Component data from apps and pages
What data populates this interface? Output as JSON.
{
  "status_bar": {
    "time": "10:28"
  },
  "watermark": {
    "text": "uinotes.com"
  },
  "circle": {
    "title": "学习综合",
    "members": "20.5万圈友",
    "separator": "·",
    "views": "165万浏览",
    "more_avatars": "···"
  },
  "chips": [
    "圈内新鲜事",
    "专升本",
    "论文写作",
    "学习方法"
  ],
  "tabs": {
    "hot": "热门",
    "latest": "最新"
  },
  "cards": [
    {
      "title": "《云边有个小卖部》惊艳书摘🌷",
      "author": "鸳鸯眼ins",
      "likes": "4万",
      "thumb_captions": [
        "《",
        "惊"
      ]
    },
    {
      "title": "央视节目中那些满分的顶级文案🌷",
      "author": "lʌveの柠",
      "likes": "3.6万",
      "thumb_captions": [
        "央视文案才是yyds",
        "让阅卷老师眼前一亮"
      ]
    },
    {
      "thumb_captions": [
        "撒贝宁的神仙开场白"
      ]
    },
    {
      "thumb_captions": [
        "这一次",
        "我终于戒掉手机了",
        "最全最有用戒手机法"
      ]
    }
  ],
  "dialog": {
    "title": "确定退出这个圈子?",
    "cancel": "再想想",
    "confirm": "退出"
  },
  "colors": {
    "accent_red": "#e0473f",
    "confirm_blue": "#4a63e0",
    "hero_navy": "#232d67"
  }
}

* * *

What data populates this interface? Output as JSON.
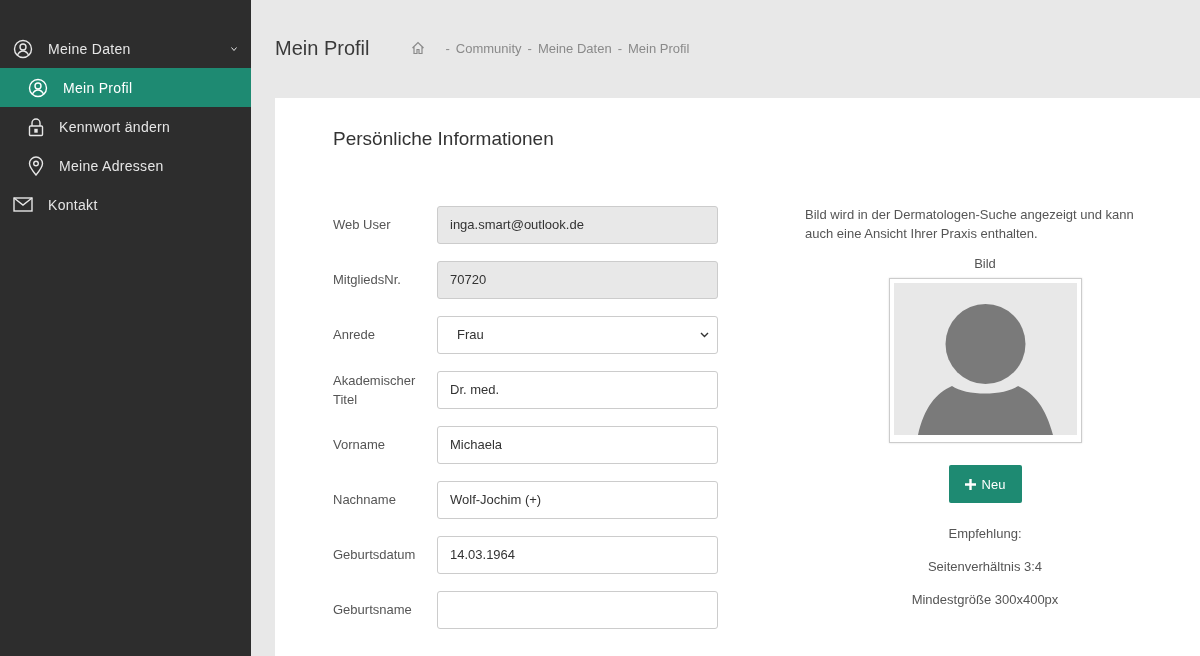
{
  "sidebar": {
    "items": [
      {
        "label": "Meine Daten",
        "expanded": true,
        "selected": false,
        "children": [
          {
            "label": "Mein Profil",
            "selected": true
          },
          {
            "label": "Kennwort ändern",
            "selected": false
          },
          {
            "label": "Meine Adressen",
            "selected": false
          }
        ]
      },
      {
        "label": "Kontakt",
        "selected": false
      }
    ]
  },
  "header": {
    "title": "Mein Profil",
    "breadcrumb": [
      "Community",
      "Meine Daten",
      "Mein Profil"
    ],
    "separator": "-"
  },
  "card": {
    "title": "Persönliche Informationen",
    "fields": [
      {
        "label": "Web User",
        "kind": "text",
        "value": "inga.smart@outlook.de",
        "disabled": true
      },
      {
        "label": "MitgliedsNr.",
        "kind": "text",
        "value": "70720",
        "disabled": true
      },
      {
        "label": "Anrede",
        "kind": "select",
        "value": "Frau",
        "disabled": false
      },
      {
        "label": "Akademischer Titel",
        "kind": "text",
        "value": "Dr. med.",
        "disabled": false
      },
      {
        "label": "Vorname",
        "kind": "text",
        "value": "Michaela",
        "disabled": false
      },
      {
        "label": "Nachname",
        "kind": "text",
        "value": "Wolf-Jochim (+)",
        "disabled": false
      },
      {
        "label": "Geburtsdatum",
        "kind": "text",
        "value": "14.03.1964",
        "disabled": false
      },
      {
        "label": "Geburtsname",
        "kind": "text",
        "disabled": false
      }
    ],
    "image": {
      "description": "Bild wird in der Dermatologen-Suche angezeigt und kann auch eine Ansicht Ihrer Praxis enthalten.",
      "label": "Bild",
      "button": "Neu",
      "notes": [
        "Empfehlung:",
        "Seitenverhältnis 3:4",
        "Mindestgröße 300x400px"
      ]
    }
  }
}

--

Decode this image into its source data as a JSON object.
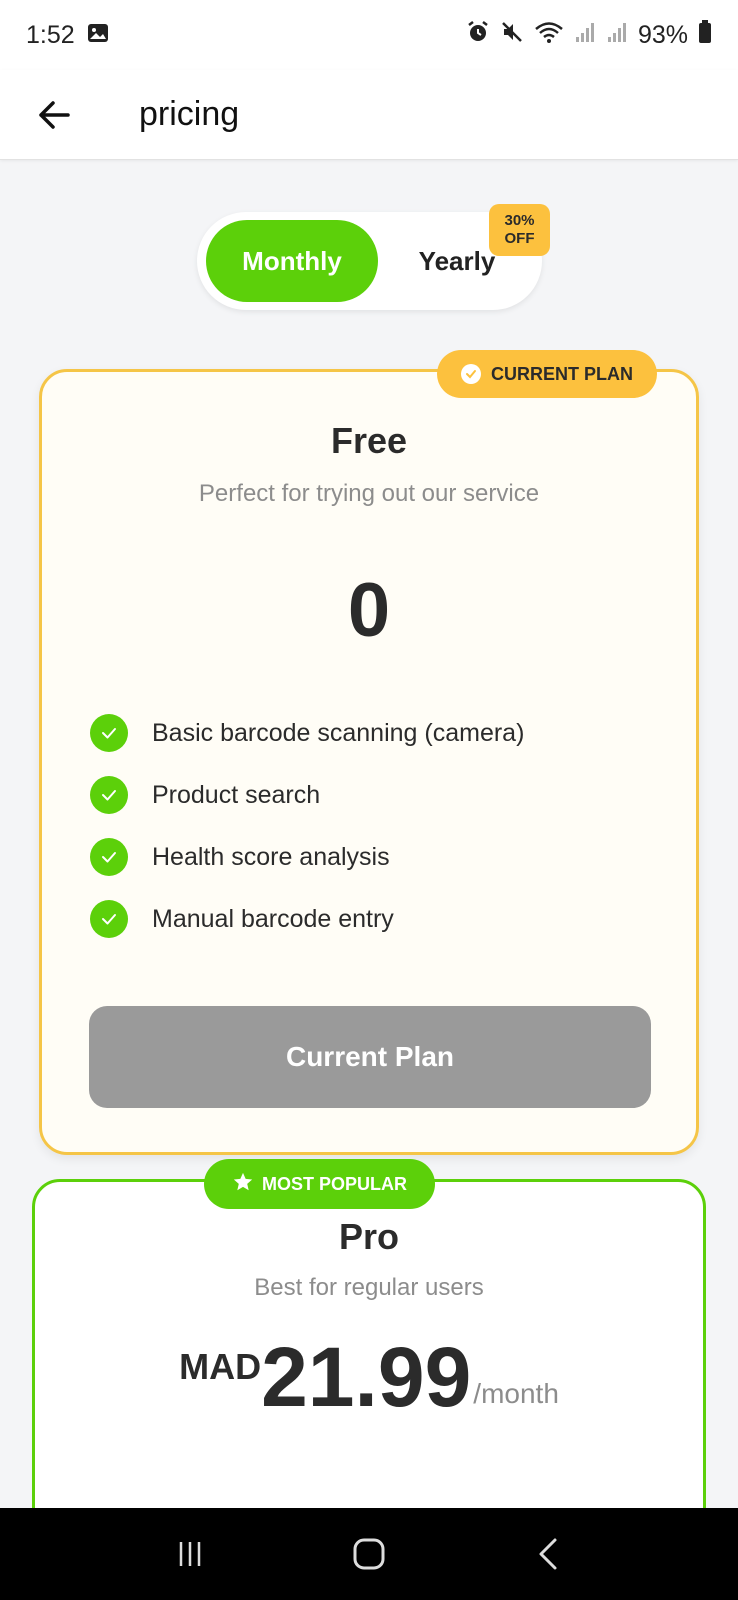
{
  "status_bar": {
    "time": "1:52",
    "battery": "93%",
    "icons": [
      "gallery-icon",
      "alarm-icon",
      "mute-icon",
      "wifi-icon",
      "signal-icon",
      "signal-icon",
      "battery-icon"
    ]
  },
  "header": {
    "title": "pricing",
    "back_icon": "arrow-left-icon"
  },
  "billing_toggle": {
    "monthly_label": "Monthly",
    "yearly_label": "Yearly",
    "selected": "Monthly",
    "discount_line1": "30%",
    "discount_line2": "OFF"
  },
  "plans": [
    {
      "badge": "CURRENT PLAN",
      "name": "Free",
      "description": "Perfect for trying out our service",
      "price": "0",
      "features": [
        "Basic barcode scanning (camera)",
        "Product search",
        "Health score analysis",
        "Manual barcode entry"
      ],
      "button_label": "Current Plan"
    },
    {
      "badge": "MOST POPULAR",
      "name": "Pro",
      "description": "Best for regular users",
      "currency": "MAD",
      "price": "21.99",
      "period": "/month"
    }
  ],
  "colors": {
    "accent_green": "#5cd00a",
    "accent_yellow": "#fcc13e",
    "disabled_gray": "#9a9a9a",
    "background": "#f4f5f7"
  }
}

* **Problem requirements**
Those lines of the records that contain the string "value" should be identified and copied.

* **Answer section**
        "value": "inga.smart@outlook.de",
        "value": "70720",
        "value": "Frau",
        "value": "Dr. med.",
        "value": "Michaela",
        "value": "Wolf-Jochim (+)",
        "value": "14.03.1964",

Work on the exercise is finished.